THE TASK: Copy each line in the data that includes the word "this".

═══ INPUT

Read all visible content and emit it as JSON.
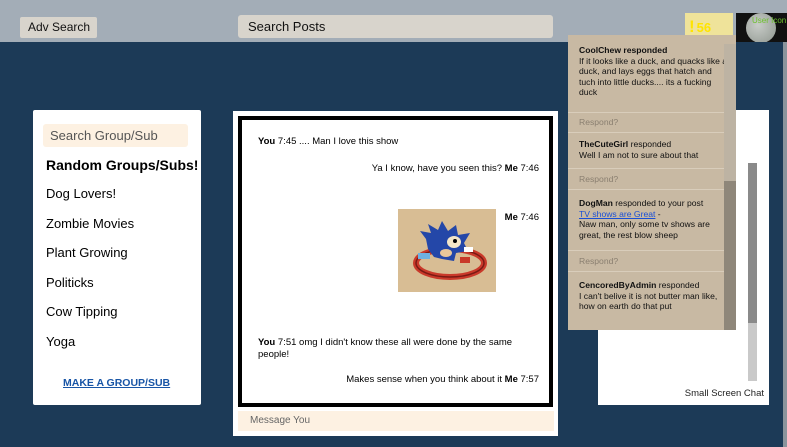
{
  "topbar": {
    "adv_search": "Adv Search",
    "search_posts": "Search Posts",
    "notification_mark": "!",
    "notification_count": "56",
    "avatar_text": "User Icon"
  },
  "sidebar": {
    "search_placeholder": "Search Group/Sub",
    "title": "Random Groups/Subs!",
    "groups": [
      "Dog Lovers!",
      "Zombie Movies",
      "Plant Growing",
      "Politicks",
      "Cow Tipping",
      "Yoga"
    ],
    "make_group": "MAKE A GROUP/SUB"
  },
  "chat": {
    "messages": [
      {
        "sender": "You",
        "time": "7:45",
        "text": ".... Man I love this show"
      },
      {
        "sender": "Me",
        "time": "7:46",
        "text": "Ya I know, have you seen this?"
      },
      {
        "sender": "Me",
        "time": "7:46",
        "text": ""
      },
      {
        "sender": "You",
        "time": "7:51",
        "text": "omg I didn't know these all were done by the same people!"
      },
      {
        "sender": "Me",
        "time": "7:57",
        "text": "Makes sense when you think about it"
      }
    ],
    "input_placeholder": "Message You"
  },
  "small_chat": {
    "label": "Small Screen Chat"
  },
  "notifications": {
    "respond_label": "Respond?",
    "items": [
      {
        "user": "CoolChew",
        "action": "responded",
        "text": "If it looks like a duck, and quacks like a duck, and lays eggs that hatch and tuch into little ducks.... its a fucking duck"
      },
      {
        "user": "TheCuteGirl",
        "action": "responded",
        "text": "Well I am not to sure about that"
      },
      {
        "user": "DogMan",
        "action": "responded to your post",
        "link": "TV shows are Great",
        "text": "Naw man, only some tv shows are great, the rest blow sheep"
      },
      {
        "user": "CencoredByAdmin",
        "action": "responded",
        "text": "I can't belive it is not butter man like, how on earth do that put"
      }
    ]
  },
  "colors": {
    "background": "#1c3a57",
    "topbar": "#a3adb7",
    "dropdown": "#c8b9a3",
    "accent_link": "#1855a6",
    "notification_mark": "#ffe400"
  }
}
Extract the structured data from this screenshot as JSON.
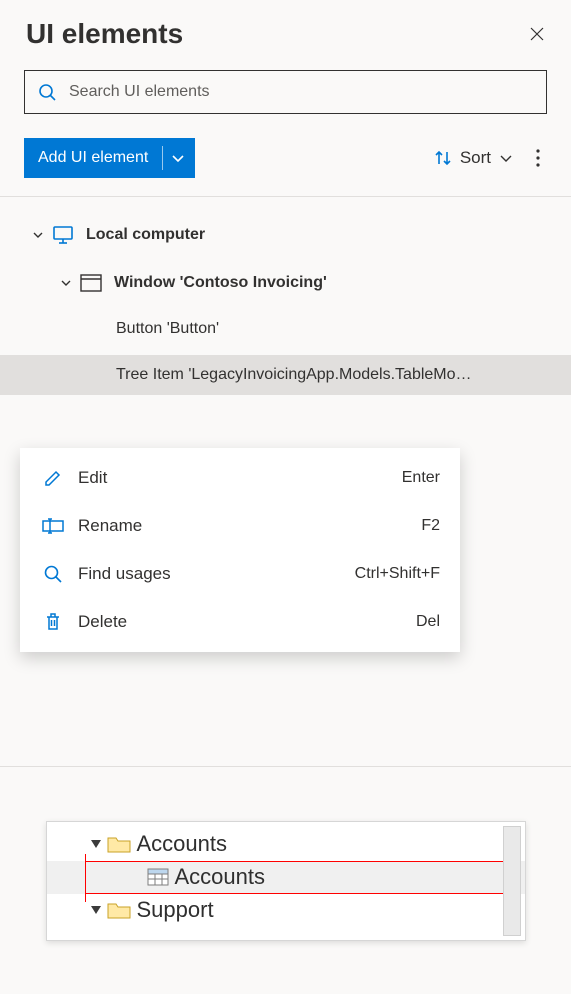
{
  "header": {
    "title": "UI elements"
  },
  "search": {
    "placeholder": "Search UI elements"
  },
  "toolbar": {
    "add_label": "Add UI element",
    "sort_label": "Sort"
  },
  "tree": {
    "root": {
      "label": "Local computer",
      "children": [
        {
          "label": "Window 'Contoso Invoicing'",
          "children": [
            {
              "label": "Button 'Button'",
              "selected": false
            },
            {
              "label": "Tree Item 'LegacyInvoicingApp.Models.TableMo…",
              "selected": true
            }
          ]
        }
      ]
    }
  },
  "context_menu": {
    "items": [
      {
        "label": "Edit",
        "shortcut": "Enter",
        "icon": "pencil-icon"
      },
      {
        "label": "Rename",
        "shortcut": "F2",
        "icon": "rename-icon"
      },
      {
        "label": "Find usages",
        "shortcut": "Ctrl+Shift+F",
        "icon": "search-icon"
      },
      {
        "label": "Delete",
        "shortcut": "Del",
        "icon": "trash-icon"
      }
    ]
  },
  "preview": {
    "rows": [
      {
        "label": "Accounts",
        "type": "folder",
        "indent": 0
      },
      {
        "label": "Accounts",
        "type": "table",
        "indent": 1,
        "highlighted": true
      },
      {
        "label": "Support",
        "type": "folder",
        "indent": 0
      }
    ]
  }
}
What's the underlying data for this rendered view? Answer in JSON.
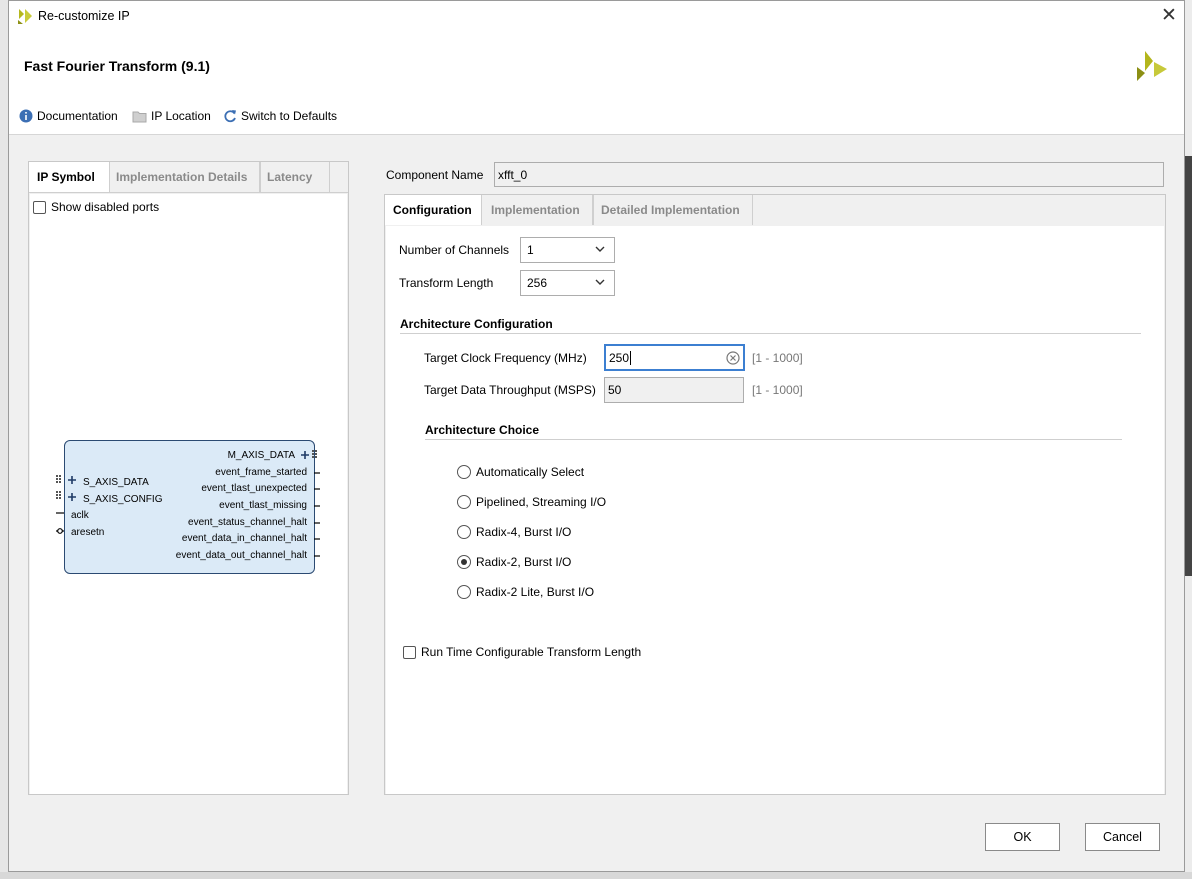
{
  "window": {
    "title": "Re-customize IP",
    "close_glyph": "✕"
  },
  "header": {
    "title": "Fast Fourier Transform (9.1)"
  },
  "toolbar": {
    "documentation": "Documentation",
    "ip_location": "IP Location",
    "switch_defaults": "Switch to Defaults"
  },
  "left_tabs": [
    "IP Symbol",
    "Implementation Details",
    "Latency"
  ],
  "show_disabled_ports": "Show disabled ports",
  "symbol": {
    "left_ports": [
      "S_AXIS_DATA",
      "S_AXIS_CONFIG",
      "aclk",
      "aresetn"
    ],
    "right_ports": [
      "M_AXIS_DATA",
      "event_frame_started",
      "event_tlast_unexpected",
      "event_tlast_missing",
      "event_status_channel_halt",
      "event_data_in_channel_halt",
      "event_data_out_channel_halt"
    ]
  },
  "component": {
    "label": "Component Name",
    "value": "xfft_0"
  },
  "right_tabs": [
    "Configuration",
    "Implementation",
    "Detailed Implementation"
  ],
  "config": {
    "channels_label": "Number of Channels",
    "channels_value": "1",
    "length_label": "Transform Length",
    "length_value": "256",
    "arch_config_header": "Architecture Configuration",
    "clock_label": "Target Clock Frequency (MHz)",
    "clock_value": "250",
    "clock_range": "[1 - 1000]",
    "throughput_label": "Target Data Throughput (MSPS)",
    "throughput_value": "50",
    "throughput_range": "[1 - 1000]",
    "arch_choice_header": "Architecture Choice",
    "arch_options": [
      "Automatically Select",
      "Pipelined, Streaming I/O",
      "Radix-4, Burst I/O",
      "Radix-2, Burst I/O",
      "Radix-2 Lite, Burst I/O"
    ],
    "arch_selected": "Radix-2, Burst I/O",
    "runtime_label": "Run Time Configurable Transform Length"
  },
  "buttons": {
    "ok": "OK",
    "cancel": "Cancel"
  },
  "colors": {
    "brand": "#a4a81c",
    "accent": "#3c7fd1",
    "border": "#c8c8c8"
  }
}
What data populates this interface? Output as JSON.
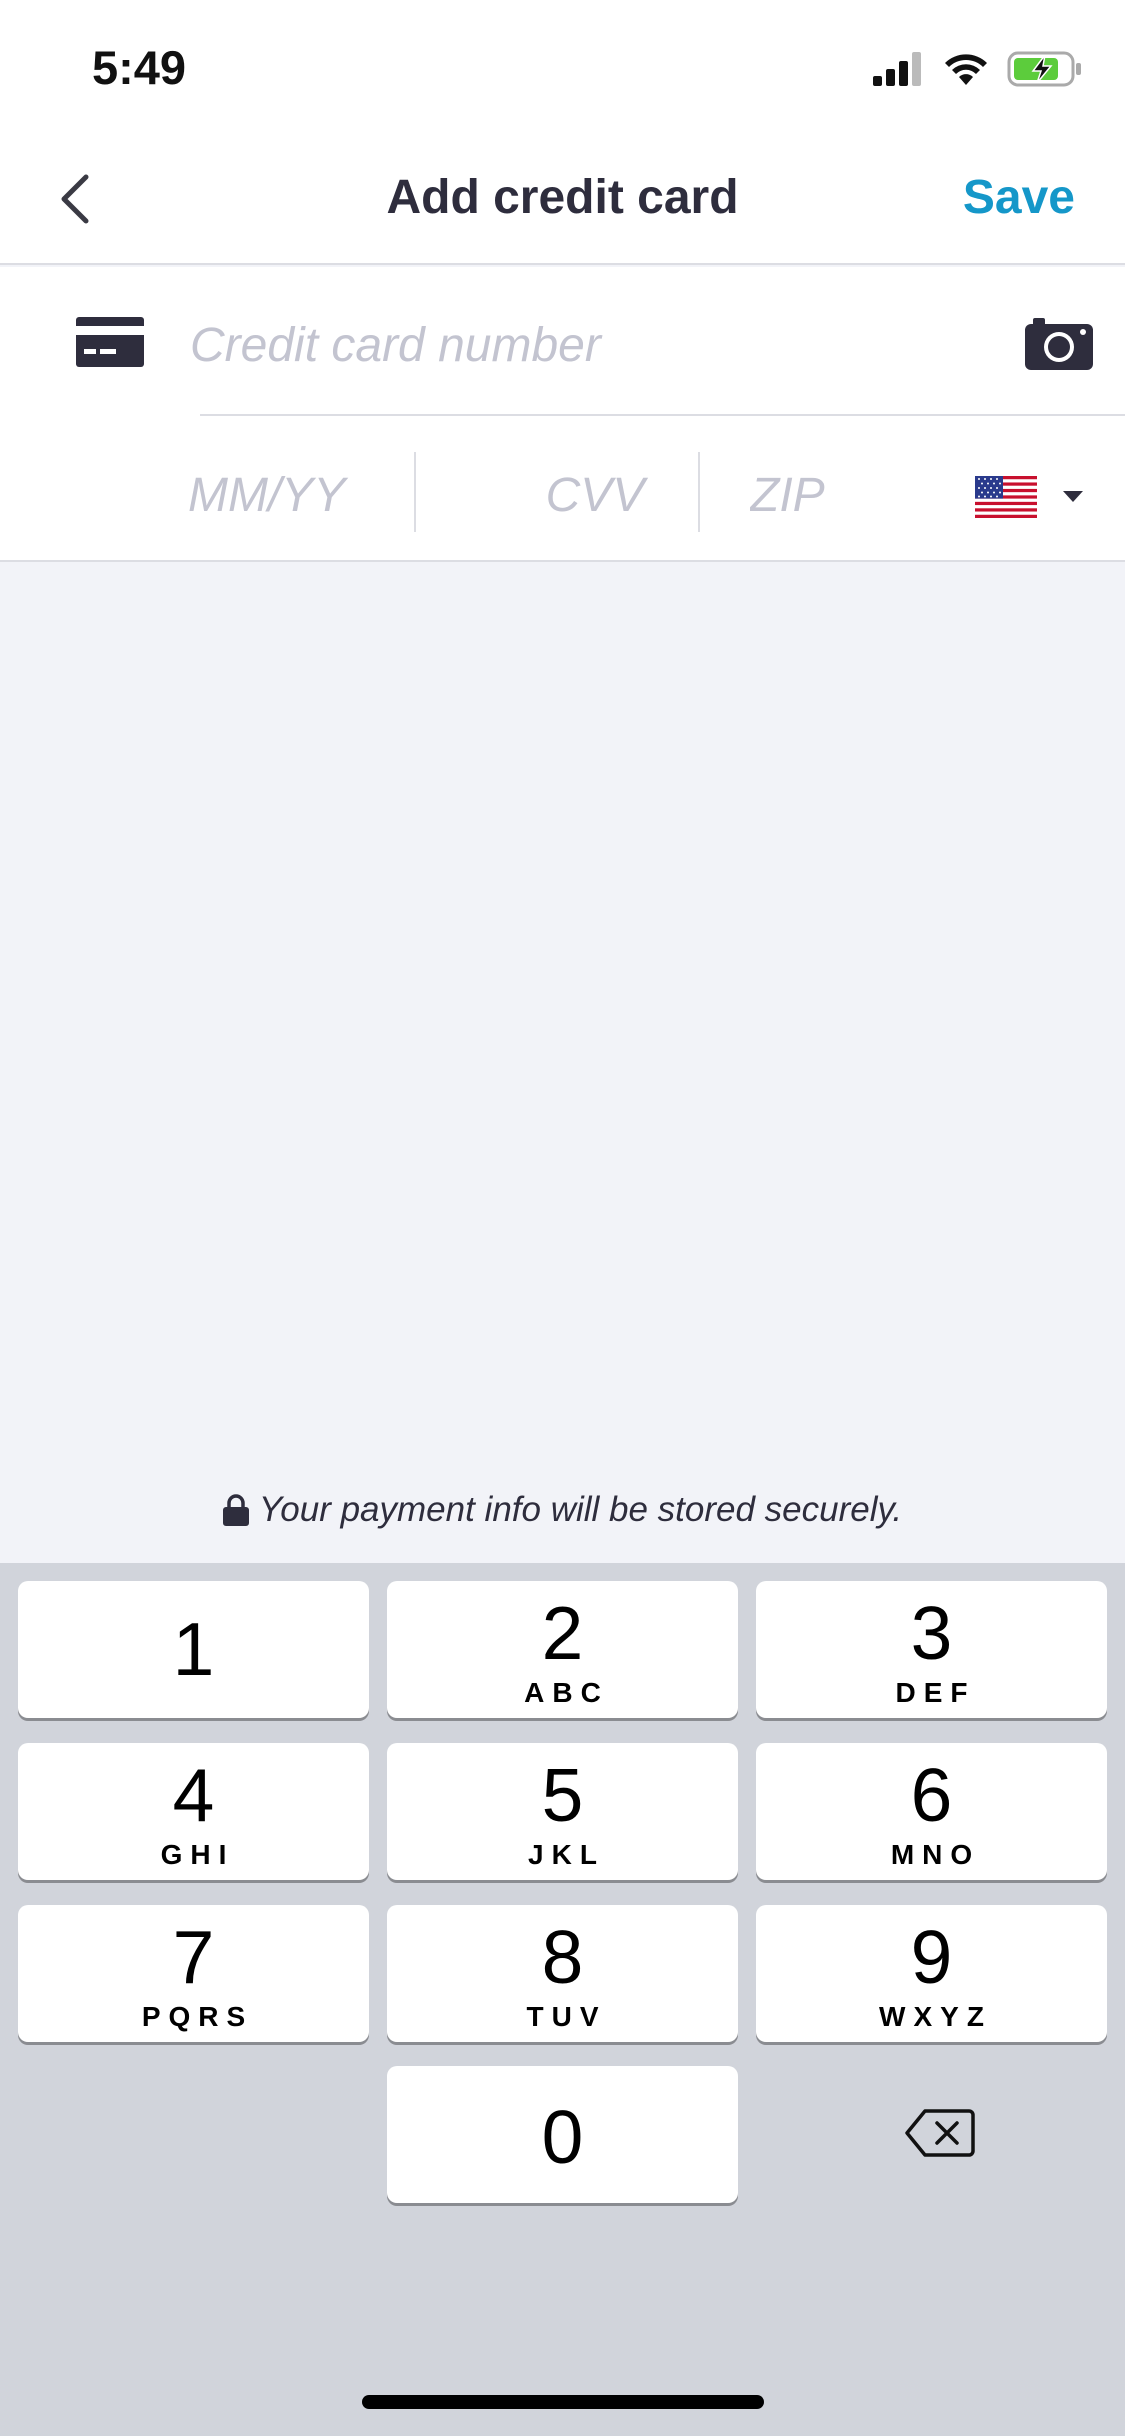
{
  "status_bar": {
    "time": "5:49"
  },
  "nav": {
    "title": "Add credit card",
    "save_label": "Save"
  },
  "form": {
    "card_number_placeholder": "Credit card number",
    "expiry_placeholder": "MM/YY",
    "cvv_placeholder": "CVV",
    "zip_placeholder": "ZIP",
    "country_flag": "us-flag-icon"
  },
  "secure_note": "Your payment info will be stored securely.",
  "keyboard": {
    "keys": [
      {
        "digit": "1",
        "letters": ""
      },
      {
        "digit": "2",
        "letters": "ABC"
      },
      {
        "digit": "3",
        "letters": "DEF"
      },
      {
        "digit": "4",
        "letters": "GHI"
      },
      {
        "digit": "5",
        "letters": "JKL"
      },
      {
        "digit": "6",
        "letters": "MNO"
      },
      {
        "digit": "7",
        "letters": "PQRS"
      },
      {
        "digit": "8",
        "letters": "TUV"
      },
      {
        "digit": "9",
        "letters": "WXYZ"
      },
      {
        "digit": "0",
        "letters": ""
      }
    ]
  },
  "colors": {
    "accent": "#1597c9",
    "title": "#2e2d3d",
    "placeholder": "#c3c4d0",
    "keyboard_bg": "#d1d4db"
  }
}
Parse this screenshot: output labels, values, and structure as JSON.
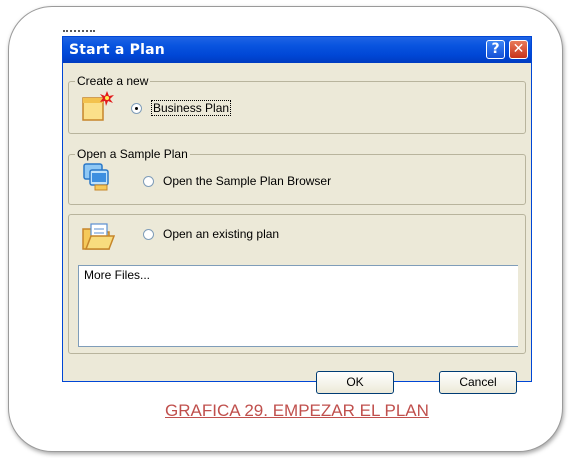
{
  "dialog": {
    "title": "Start a Plan",
    "help_label": "?",
    "close_label": "✕"
  },
  "groups": {
    "create_new": {
      "legend": "Create a new",
      "option_label": "Business Plan",
      "selected": true,
      "icon": "new-plan-icon"
    },
    "open_sample": {
      "legend": "Open a Sample Plan",
      "option_label": "Open the Sample Plan Browser",
      "selected": false,
      "icon": "sample-browser-icon"
    },
    "open_existing": {
      "option_label": "Open an existing plan",
      "selected": false,
      "icon": "open-folder-icon",
      "files": [
        "More Files..."
      ]
    }
  },
  "buttons": {
    "ok": "OK",
    "cancel": "Cancel"
  },
  "caption": "GRAFICA 29. EMPEZAR EL PLAN",
  "colors": {
    "title_bar": "#0a55e0",
    "caption": "#c0504d",
    "dialog_bg": "#ece9d8"
  }
}
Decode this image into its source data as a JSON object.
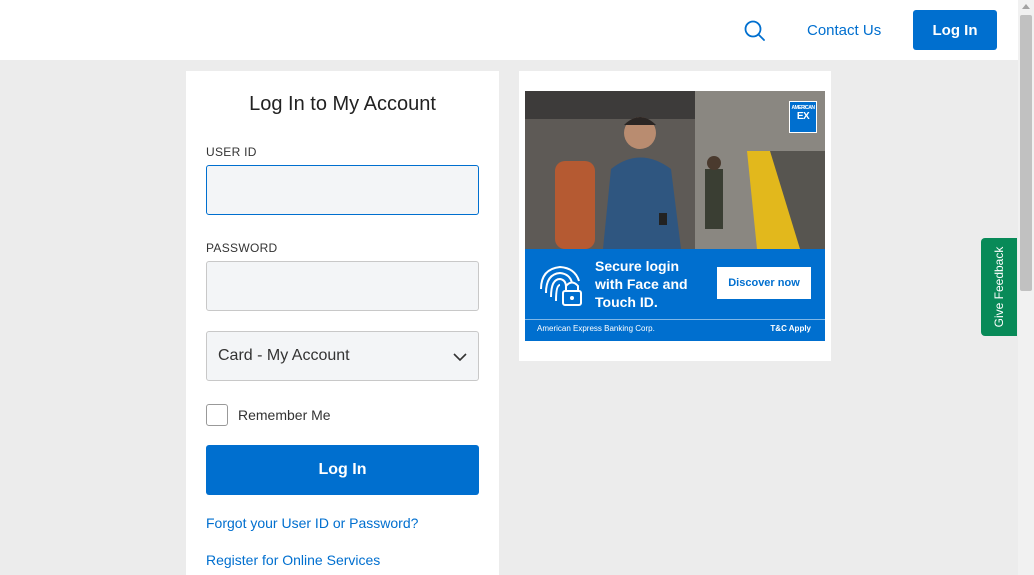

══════

EXERCISE RESULT:
        "text": ".... Man I love this show"
        "text": "Ya I know, have you seen this?"
Extract the structured data from this screenshot as JSON.
What's the underlying data for this rendered view? Answer in JSON.
What data populates this interface? Output as JSON.
Parse this screenshot: output labels, values, and structure as JSON.
Decode this image into its source data as a JSON object.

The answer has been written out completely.